The back is made up of bead board- the real stuff.
Small holes were drilled at (irregular) intervals for shelf supports. We've discovered the holes are an in-between size, too!

Seriously, though. I love this medicine cabinet. Now that it is all nicely refinished, it looks so nice in the room, all warm wood. Without it, I don't think the bathroom would look as well-adjusted to the period of the house.

5 comments:

Jason said...

Damage and all, you're incredibly lucky it was never torn out and replaced with some cheap steel thing!

Gene said...

It looks great! Of course, I'm a sucker for finished wood :-)

Just A Girl And Her Craftsman Bungalow said...

Did you strip this or was it like that? I have the original medicine cabinet as well. Someone took it out and put a window in its place. So now when you go to brush your teeth and you look up there is no mirror-- just a window. Step to the side to look in the mirror. I'm saving the cabinet that is covered with layers of paint to decide what to do with it. I went to the local salvage and they were selling them for $75 to $175 each. I have a big one. I'll post a photo soon.

Oliver's Bungalow said...

Believe me, after reading about so many other people trying to recreate or buy a new medicine cabinet for their 20s bathroom, I have a full appreciation for my original.

The interior never recieved a coat of paint, thankfully, because I don't think I have the patience for stripping all those little grooves on the beadboard. All the exterior pieces, however, had been painted with a thick coat of dirty white latex paint.

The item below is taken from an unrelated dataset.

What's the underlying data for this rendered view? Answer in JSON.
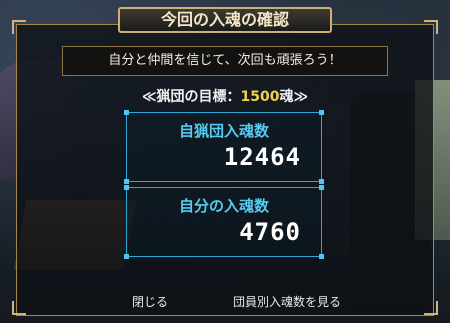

We stripped them, replaced what wasn't salvageable, and I had Jack stain and finish all the pieces to match each other.

Jennifer said...

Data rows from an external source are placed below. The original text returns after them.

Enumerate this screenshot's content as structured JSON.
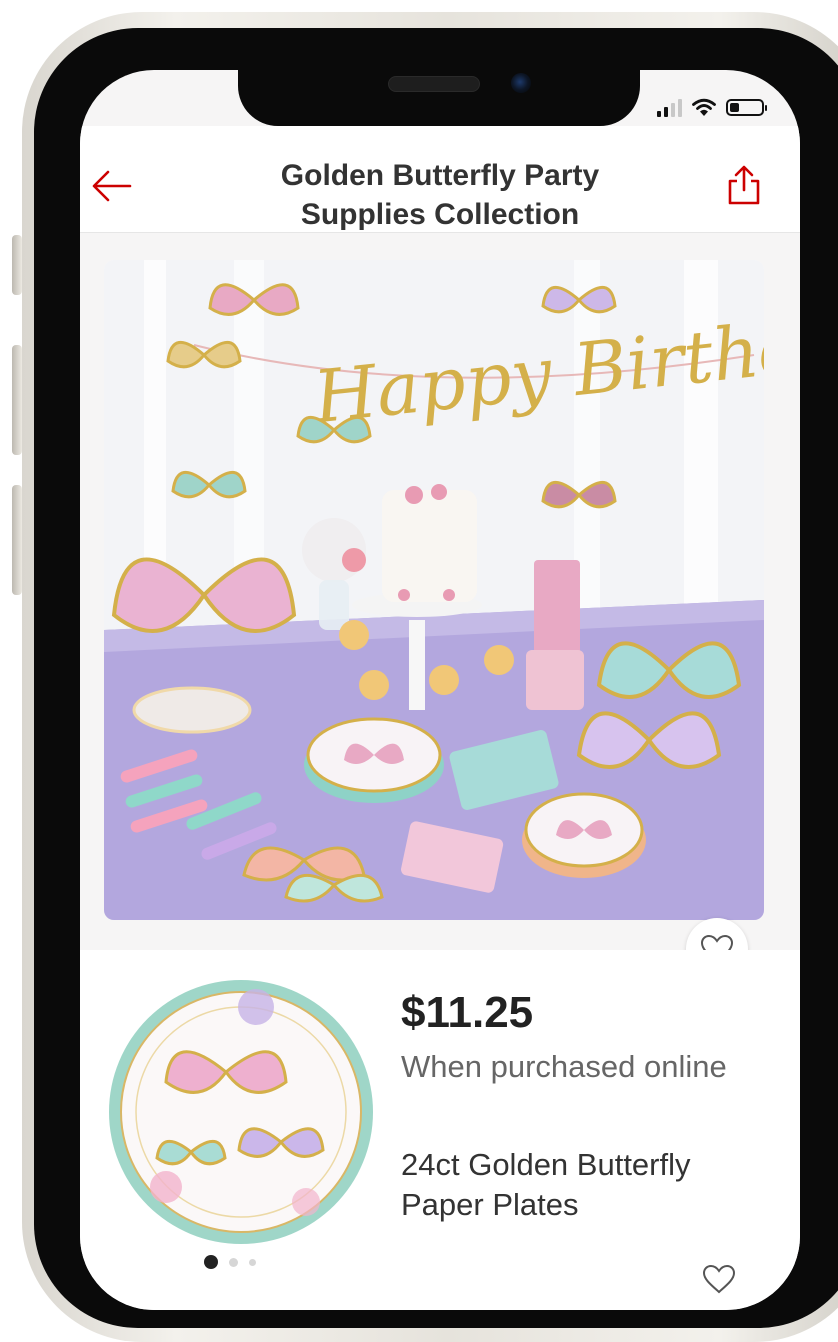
{
  "header": {
    "title_line1": "Golden Butterfly Party",
    "title_line2": "Supplies Collection"
  },
  "hero": {
    "banner_text": "Happy Birthday"
  },
  "product": {
    "price": "$11.25",
    "price_qualifier": "When purchased online",
    "name": "24ct Golden Butterfly Paper Plates",
    "carousel": {
      "total": 3,
      "active": 1
    }
  },
  "icons": {
    "back": "arrow-left-icon",
    "share": "share-icon",
    "favorite": "heart-outline-icon",
    "signal": "cellular-signal-icon",
    "wifi": "wifi-icon",
    "battery": "battery-icon"
  },
  "colors": {
    "accent_red": "#cc0000",
    "tablecloth": "#b3a7de",
    "gold": "#d4b04a"
  }
}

It's a gorgeous cabinet. I love the little details, like the beadboard inside!